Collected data
......

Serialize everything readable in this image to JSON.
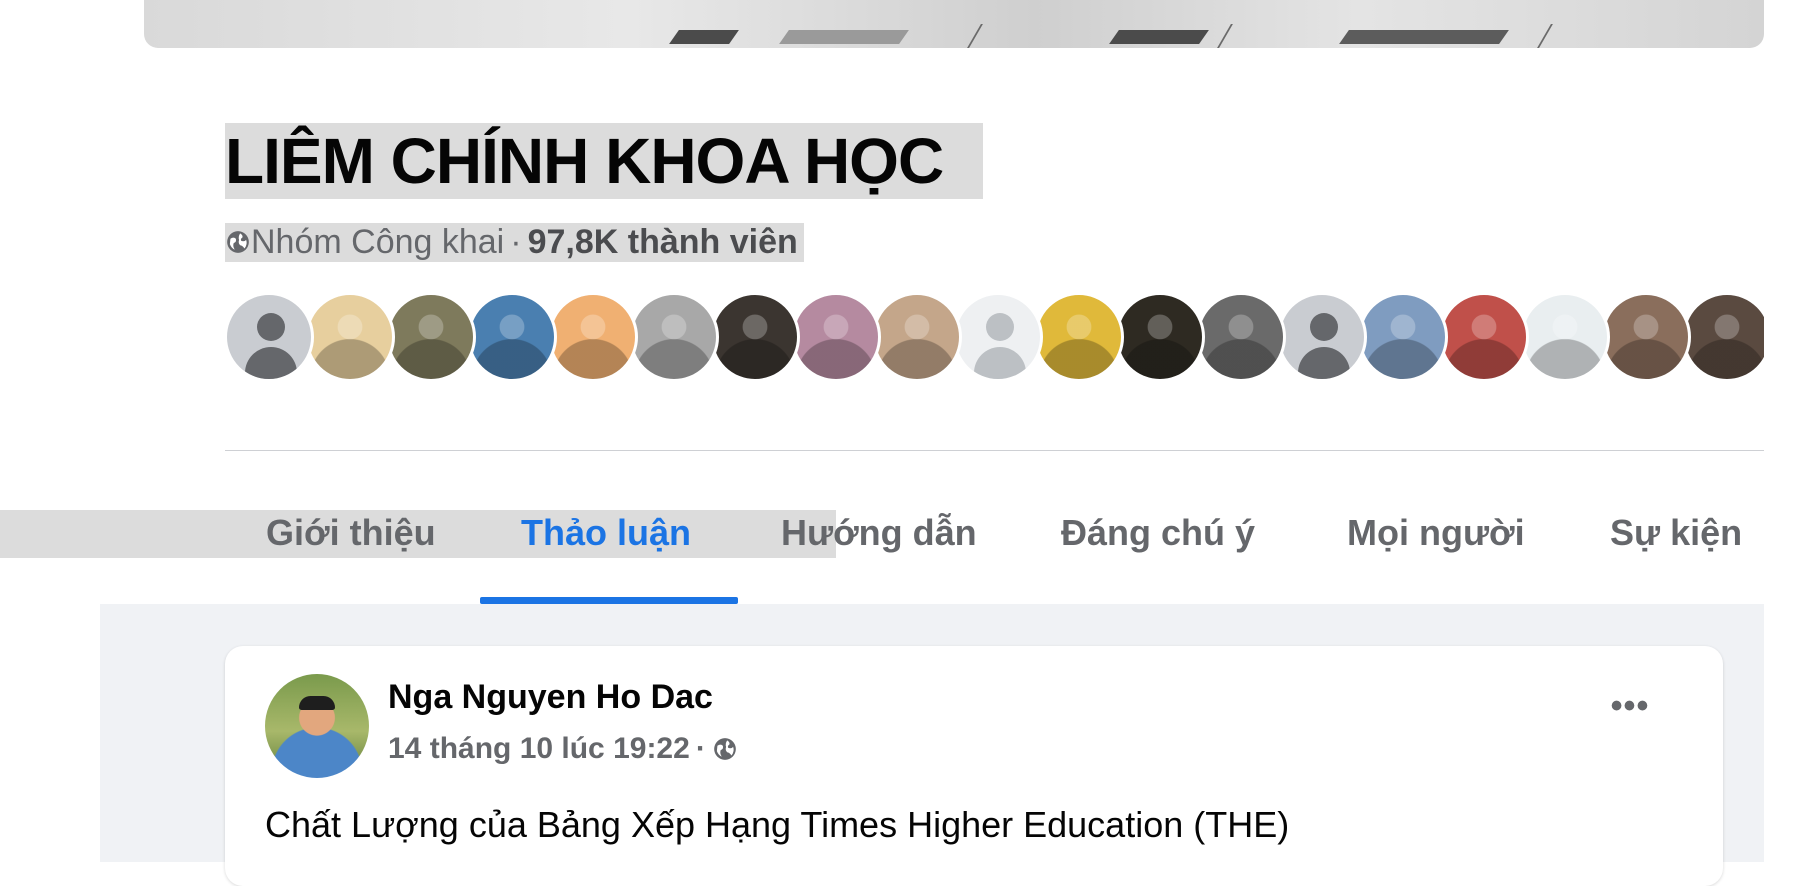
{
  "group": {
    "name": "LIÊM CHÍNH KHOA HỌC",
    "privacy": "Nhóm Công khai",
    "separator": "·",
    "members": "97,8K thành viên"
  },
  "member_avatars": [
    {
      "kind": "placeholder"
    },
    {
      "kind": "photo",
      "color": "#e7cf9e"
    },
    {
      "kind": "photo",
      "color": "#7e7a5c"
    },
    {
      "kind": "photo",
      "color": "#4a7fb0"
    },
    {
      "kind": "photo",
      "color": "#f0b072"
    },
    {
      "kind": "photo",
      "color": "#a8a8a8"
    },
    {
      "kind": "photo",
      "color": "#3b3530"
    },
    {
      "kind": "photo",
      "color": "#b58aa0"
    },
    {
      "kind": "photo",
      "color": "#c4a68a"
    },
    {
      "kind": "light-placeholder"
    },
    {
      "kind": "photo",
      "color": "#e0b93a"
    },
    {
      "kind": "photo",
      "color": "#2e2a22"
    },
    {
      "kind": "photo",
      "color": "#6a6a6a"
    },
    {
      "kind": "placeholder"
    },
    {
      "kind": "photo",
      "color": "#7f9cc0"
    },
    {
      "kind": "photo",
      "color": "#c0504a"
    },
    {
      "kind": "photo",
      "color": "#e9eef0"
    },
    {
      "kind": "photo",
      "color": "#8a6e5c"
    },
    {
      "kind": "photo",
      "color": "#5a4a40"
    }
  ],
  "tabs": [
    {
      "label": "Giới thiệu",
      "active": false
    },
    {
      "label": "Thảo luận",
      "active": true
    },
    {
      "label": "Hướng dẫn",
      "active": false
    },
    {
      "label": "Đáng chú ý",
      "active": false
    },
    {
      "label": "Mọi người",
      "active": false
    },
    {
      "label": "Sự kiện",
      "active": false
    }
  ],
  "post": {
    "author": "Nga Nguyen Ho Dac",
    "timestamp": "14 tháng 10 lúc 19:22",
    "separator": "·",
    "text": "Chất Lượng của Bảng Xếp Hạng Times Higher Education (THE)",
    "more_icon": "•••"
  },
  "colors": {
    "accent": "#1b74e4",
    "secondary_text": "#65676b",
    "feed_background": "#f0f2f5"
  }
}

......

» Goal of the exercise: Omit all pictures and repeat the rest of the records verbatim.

» Exercise result:
Serialize everything readable in this image to JSON.
{
  "group": {
    "name": "LIÊM CHÍNH KHOA HỌC",
    "privacy": "Nhóm Công khai",
    "separator": "·",
    "members": "97,8K thành viên"
  },
  "member_avatars": [
    {
      "kind": "placeholder"
    },
    {
      "kind": "photo",
      "color": "#e7cf9e"
    },
    {
      "kind": "photo",
      "color": "#7e7a5c"
    },
    {
      "kind": "photo",
      "color": "#4a7fb0"
    },
    {
      "kind": "photo",
      "color": "#f0b072"
    },
    {
      "kind": "photo",
      "color": "#a8a8a8"
    },
    {
      "kind": "photo",
      "color": "#3b3530"
    },
    {
      "kind": "photo",
      "color": "#b58aa0"
    },
    {
      "kind": "photo",
      "color": "#c4a68a"
    },
    {
      "kind": "light-placeholder"
    },
    {
      "kind": "photo",
      "color": "#e0b93a"
    },
    {
      "kind": "photo",
      "color": "#2e2a22"
    },
    {
      "kind": "photo",
      "color": "#6a6a6a"
    },
    {
      "kind": "placeholder"
    },
    {
      "kind": "photo",
      "color": "#7f9cc0"
    },
    {
      "kind": "photo",
      "color": "#c0504a"
    },
    {
      "kind": "photo",
      "color": "#e9eef0"
    },
    {
      "kind": "photo",
      "color": "#8a6e5c"
    },
    {
      "kind": "photo",
      "color": "#5a4a40"
    }
  ],
  "tabs": [
    {
      "label": "Giới thiệu",
      "active": false
    },
    {
      "label": "Thảo luận",
      "active": true
    },
    {
      "label": "Hướng dẫn",
      "active": false
    },
    {
      "label": "Đáng chú ý",
      "active": false
    },
    {
      "label": "Mọi người",
      "active": false
    },
    {
      "label": "Sự kiện",
      "active": false
    }
  ],
  "post": {
    "author": "Nga Nguyen Ho Dac",
    "timestamp": "14 tháng 10 lúc 19:22",
    "separator": "·",
    "text": "Chất Lượng của Bảng Xếp Hạng Times Higher Education (THE)",
    "more_icon": "•••"
  },
  "colors": {
    "accent": "#1b74e4",
    "secondary_text": "#65676b",
    "feed_background": "#f0f2f5"
  }
}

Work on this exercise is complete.